Essentially this is a book that seeks to highlight strategies for using e-business technologies within the supply chain, backed up by a host of case studies.
Capable of being illuminative to the newcomer, and illustrative to the more experienced, the author gives tools and inspiration as to how technologies can be connected to lead to higher productivity (and delivery security) within the supply chain network. Of course, this is only a plan-level tool, the hard work of connecting and changing any processes falls to the reader and their company! Elements of theory are introduced to help contextualise advice and recommendations, noting how badly things can turn out when the components are not synchronised and operating well, perhaps through negligent or poor management and implementation. The book manages to find a voice that can service several types of reader as well.
The book draws on the experiences and opinions of many contributors, which provides a multifaceted, broad range of information for the benefit of the reader. The result is this comprehensive, yet quite concise, book that can act as an excellent introduction or overview to a changing, essential and individualistic subject. It covers a lot of areas – so maybe it is fair to describe it as a specialist but generalist book – yet this can be to your advantage. Somebody involved with higher education, for example, may learn possibly from integrated health care activities due to an interdisciplinary investigation. Reading every chapter and case study is recommended.

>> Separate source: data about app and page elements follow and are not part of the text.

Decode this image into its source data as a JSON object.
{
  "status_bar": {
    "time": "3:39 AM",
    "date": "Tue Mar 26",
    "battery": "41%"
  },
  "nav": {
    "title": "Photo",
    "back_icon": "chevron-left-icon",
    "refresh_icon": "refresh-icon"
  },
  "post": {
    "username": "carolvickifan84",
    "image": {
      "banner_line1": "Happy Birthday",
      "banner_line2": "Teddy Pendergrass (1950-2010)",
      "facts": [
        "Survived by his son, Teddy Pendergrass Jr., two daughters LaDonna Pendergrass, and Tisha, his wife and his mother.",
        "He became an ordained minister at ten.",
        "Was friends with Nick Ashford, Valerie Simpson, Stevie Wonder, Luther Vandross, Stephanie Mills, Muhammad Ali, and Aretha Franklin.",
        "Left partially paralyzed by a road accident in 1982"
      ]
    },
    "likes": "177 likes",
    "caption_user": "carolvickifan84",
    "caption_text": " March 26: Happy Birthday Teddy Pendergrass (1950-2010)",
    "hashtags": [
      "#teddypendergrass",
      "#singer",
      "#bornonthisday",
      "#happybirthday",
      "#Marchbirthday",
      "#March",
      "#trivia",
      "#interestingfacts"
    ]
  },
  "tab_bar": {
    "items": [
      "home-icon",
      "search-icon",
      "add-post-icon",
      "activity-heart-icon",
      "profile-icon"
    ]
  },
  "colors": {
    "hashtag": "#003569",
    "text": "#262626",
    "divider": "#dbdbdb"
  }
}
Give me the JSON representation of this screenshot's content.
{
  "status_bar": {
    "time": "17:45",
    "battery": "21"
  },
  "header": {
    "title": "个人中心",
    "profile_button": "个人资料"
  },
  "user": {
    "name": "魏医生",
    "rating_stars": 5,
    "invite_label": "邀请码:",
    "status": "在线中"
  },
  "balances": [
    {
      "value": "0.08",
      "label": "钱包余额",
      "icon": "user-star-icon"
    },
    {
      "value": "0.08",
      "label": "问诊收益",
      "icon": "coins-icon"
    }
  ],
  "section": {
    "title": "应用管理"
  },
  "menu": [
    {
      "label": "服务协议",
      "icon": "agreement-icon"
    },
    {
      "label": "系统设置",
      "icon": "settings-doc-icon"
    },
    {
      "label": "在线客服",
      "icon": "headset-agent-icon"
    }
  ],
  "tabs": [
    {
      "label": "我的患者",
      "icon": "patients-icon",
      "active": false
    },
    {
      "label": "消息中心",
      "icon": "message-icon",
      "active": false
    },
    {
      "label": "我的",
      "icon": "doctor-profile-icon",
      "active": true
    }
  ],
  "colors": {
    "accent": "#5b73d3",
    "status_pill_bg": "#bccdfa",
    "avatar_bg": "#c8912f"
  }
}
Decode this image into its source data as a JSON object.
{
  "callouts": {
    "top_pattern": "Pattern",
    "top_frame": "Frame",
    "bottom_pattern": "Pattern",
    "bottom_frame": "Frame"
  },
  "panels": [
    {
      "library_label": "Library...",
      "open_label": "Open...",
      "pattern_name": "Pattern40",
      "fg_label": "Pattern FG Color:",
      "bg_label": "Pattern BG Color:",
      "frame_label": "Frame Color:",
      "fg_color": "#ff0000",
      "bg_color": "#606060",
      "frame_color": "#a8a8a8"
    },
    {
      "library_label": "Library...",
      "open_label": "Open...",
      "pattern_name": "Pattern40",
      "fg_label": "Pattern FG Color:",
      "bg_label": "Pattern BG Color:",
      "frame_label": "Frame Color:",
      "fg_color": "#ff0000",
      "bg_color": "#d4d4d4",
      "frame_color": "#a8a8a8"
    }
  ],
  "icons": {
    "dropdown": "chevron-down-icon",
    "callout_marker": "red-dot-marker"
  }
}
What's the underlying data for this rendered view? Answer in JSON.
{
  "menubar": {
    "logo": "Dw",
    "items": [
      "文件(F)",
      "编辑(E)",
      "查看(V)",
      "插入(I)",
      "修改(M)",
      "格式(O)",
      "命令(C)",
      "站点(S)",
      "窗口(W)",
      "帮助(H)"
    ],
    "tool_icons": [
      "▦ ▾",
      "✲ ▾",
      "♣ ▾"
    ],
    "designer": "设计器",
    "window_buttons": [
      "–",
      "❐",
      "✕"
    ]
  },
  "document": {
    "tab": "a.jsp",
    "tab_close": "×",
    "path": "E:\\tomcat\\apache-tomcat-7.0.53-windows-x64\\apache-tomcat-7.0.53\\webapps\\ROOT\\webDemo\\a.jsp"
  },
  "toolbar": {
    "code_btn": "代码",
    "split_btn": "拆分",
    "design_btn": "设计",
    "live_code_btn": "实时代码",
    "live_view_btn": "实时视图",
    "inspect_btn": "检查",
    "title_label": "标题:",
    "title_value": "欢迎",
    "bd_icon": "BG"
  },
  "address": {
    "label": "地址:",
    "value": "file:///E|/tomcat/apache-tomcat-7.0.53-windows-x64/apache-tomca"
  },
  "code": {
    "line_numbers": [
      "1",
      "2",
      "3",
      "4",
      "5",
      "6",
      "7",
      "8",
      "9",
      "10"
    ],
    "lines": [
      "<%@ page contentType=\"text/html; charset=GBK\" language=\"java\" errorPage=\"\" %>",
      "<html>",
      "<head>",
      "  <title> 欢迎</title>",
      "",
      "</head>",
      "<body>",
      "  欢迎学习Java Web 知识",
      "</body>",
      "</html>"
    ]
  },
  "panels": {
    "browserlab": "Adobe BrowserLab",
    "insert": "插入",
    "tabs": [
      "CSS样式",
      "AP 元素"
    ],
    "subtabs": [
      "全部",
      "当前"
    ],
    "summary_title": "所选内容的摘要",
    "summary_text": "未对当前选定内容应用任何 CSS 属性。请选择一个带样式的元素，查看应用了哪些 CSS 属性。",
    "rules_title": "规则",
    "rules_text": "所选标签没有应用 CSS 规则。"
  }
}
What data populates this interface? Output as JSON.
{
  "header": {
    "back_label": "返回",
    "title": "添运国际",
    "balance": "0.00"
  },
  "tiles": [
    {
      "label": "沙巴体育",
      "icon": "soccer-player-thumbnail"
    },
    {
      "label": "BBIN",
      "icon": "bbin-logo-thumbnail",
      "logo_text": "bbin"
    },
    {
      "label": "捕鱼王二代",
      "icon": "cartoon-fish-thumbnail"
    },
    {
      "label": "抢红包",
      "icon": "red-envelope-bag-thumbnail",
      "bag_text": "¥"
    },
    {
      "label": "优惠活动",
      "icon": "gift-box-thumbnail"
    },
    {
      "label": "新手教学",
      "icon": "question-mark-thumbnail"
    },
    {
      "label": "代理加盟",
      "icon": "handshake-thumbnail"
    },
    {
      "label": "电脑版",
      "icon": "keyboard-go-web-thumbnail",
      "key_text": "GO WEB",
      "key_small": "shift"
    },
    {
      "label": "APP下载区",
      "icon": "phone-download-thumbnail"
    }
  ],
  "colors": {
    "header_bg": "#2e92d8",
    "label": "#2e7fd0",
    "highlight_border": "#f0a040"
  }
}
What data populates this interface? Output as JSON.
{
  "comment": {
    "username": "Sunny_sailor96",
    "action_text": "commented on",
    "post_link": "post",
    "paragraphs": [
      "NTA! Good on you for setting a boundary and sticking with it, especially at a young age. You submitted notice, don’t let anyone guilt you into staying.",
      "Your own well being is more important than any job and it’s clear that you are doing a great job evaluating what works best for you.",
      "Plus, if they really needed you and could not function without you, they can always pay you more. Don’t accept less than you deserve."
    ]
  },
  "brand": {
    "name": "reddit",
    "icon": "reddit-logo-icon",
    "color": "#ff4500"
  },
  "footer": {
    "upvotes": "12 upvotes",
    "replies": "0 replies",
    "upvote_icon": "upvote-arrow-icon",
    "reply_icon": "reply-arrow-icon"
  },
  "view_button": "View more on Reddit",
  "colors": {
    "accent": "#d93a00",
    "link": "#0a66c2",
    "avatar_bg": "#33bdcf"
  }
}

On the one hand, it may feel that the book lacks an identity, trying to be everything for everyone and not entirely meeting the target, yet on the other side, it does a reasonably good job at providing broad coverage that can provoke some thought. It is a fresh, up-to-date and relevant resource that deserves closer consideration in any case.